“Keeping it in my wallet,” Ashton Bindrup said as he pulled out a wrinkled $5 bill. “I haven’t wanted to turn it into the bank yet, I don’t know how to explain that one.”

The cash has been tucked away in the back of his bifold since his shift at an Ogden restaurant on Saturday.

“I picked it up and was immediately like, ‘Oh, this is written on my tip,’” Bindrup continued.

“It’s shocking,” he said. “It’s not okay.”

The bill was marked in pen with the words, "Get out of America, F**!"

The message contained a three-letter gay slur, which he said was left behind by three adults — all of whom were wearing "Trump 2020" hats.

Looking back on his interactions with the table, Bindrup believes the group deliberately wrote it on his tip.

“They’d asked me for a pen during the meal,” he explained. “They paid with card, but it was all an electric system so there was no receipt… that’s why I thought it was odd when they asked for the pen.”

“I think if anyone got it, they would think it was hate speech,” Bindrup continued.

Shocked by the encounter, Bindrup posted pictures of the bill to social media writing, “Today I experienced targeted hate.” The post quickly gained traction online.

In the state of Utah, there are penalties for hate crimes. However, written speech is only considered a punishable offense if there is a threat of violence.

The only other recourse that could be taken involves defacing currency.

According to U.S. Code, anyone who defaces a bill so that it is unfit to be reissued can be fined or face six months in jail. The law states:

"Whoever mutilates, cuts, defaces, disfigures, or perforates, or unites or cements together, or does any other thing to any bank bill, draft, note, or other evidence of debt issued by any nationalbanking association, or Federal Reserve bank, or the Federal Reserve System, with intent to render such bank bill, draft, note,or other evidence of debt unfit to be reissued, shall be fined under this title or imprisoned not more than six months, or both."

Since the bill Bindrup received now contains profanity, it can’t be reissued and, arguably, fits the law. Still, he said he’s not chasing legalities.

“I wish that they had said it to my face,” Bindrup continued. “I’m not quick to anger or quick to be offended, but I don’t know. You have to think about that kind of hate. You have to wonder, ‘How does someone get to that point?’”

Now, he’s trying to find silver linings in the black ink.

“They actually tipped me really well,” Bindrup laughed. “It was only a $22 bill and they gave me a five for it, so it was like a 27 percent tip.”

And he's sharing a message of acceptance, even if what’s written on the bill is the opposite.

“It’s a message to me and I think it’s a message to others,” said Bindrup.
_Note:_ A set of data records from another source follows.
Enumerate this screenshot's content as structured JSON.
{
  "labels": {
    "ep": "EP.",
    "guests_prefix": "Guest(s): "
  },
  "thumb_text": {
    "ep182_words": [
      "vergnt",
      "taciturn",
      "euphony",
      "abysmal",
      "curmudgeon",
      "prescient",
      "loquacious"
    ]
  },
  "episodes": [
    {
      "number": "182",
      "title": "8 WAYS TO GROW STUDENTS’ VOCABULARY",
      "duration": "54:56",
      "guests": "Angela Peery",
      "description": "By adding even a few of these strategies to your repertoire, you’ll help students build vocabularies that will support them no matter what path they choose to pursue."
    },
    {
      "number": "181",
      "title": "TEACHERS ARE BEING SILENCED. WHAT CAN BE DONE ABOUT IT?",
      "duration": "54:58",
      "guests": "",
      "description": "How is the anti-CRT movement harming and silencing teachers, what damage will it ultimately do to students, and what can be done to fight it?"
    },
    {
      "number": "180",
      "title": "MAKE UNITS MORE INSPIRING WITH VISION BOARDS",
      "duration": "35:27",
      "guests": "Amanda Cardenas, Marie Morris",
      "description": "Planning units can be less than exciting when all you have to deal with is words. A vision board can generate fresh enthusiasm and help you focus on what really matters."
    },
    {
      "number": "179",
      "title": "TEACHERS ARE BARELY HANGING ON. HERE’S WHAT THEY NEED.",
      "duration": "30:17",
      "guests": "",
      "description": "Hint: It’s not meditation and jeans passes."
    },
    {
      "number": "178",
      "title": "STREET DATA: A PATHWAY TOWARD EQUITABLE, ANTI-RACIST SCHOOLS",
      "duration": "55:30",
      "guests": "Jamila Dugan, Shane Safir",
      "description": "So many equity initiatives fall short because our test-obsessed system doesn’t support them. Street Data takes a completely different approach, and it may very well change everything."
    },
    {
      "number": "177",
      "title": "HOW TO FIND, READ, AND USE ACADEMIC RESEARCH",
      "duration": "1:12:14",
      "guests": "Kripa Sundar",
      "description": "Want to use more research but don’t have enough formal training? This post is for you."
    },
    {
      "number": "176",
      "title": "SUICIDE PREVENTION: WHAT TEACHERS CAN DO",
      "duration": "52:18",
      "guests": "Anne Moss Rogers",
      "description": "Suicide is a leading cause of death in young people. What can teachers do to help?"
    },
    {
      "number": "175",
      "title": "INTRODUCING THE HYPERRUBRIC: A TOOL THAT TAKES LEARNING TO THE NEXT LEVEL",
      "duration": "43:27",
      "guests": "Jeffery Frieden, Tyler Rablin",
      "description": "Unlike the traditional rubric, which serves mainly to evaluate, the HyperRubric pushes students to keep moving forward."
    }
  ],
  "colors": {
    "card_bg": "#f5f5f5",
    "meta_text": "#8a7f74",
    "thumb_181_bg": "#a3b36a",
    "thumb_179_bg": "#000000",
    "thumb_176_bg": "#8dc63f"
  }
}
“We have to help people become not so biased,” he said. “This needs to be a learning opportunity, above all else, because there’s hate speech out there and we can all do our part to say things differently.”